The pre-procedural venogram showed total occlusion of the left BCV and the formation of an acute angle between the right BCV and SVC caused by tuberculosis-induced lung destruction (Fig. 1A and B). We adopted a right-sided venous approach via the right subclavian vein (SCV) for a single chamber. Initially, the usual maneuver of inserting a guide-wire through the right BCV into the SVC was impossible because of the acute angle (Fig. 1A). However, we successfully inserted a peel-away sheath into the SVC using an angled Autophagy Compound Library guide-wire (TERUMO; Terumo Corp, Tokyo, Japan). Despite this, the ventricular lead (ENDOTAK RELIANCE G4-SITE; Boston Scientific, Natick, MA) could not be advanced beyond the acute angle, and fluoroscopy revealed that the ordinary peel-away sheath had kinked at that point (Fig. 1C). We then replaced the ordinary peel-away sheath with a 10 Fr/24-cm flexible coiled sheath (Arrow-Flex; Arrow International, PA, USA), after first removing its hemostatic valve. This corrected the acute angle between the BCV and SVC allowed the ventricular lead to advance easily into the SVC (Fig. 1D). Subsequently, the coiled sheath was carefully cut and separated from the ventricular lead using scissors. We successfully implanted the defibrillator (Generator: TELIGEN VR 4-SITE; Boston Scientific, Natick, MA) using the flexible coiled sheath for correcting the acute angle between the BCV and SVC. The results of lead condition were a pacing threshold of 0.6V, a sensing R-wave of 10.1mV, and lead impedance of 555Ω. At the 3-month follow-up, the lead profile parameters were not significantly different from the initial measurements.

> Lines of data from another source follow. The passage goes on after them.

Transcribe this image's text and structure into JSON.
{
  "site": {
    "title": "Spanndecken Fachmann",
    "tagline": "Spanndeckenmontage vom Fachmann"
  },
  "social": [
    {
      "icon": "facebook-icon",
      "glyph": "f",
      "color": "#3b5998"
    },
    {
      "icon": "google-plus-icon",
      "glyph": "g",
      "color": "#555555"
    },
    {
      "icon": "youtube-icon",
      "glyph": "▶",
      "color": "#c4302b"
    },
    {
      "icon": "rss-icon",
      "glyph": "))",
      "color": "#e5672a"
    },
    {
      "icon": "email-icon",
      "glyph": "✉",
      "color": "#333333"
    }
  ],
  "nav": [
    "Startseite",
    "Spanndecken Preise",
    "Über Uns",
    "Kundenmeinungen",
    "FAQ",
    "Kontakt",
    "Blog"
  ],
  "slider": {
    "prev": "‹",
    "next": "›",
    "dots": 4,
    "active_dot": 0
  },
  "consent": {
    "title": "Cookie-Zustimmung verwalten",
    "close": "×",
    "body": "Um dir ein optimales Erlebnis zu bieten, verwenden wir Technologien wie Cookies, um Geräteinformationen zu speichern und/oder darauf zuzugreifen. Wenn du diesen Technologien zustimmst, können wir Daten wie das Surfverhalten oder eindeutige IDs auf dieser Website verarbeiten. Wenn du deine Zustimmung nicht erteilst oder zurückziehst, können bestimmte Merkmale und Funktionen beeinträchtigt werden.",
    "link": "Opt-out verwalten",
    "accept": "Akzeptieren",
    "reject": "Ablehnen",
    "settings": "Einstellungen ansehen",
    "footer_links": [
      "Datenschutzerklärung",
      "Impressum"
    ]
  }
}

Discussion It is important to consider anatomic findings when deciding whether a left or right BCV approach to the right ventricle should be used for device implantation. Successful intracardiac device implantation has previously been reported in patients with congenital anomalies such as persistent left SVC and right SVC atresia [1–3]. Previous reports have demonstrated that anomalous BCV is uncommon, accounting for approximately 0.2–1% of congenital cardiovascular anomalies. However, anatomical deformities, induced by a disease such as destructive lung or pneumonectomy, are an uncommon finding at the time of intracardiac device-lead implantation. In addition, chronic post-tuberculosis inflammation results in various complications, including vascular distortion [4,5] However, there are few reports in the literature of successful lead insertion into congenital or acquired unusual vasculature.
Conflict of interest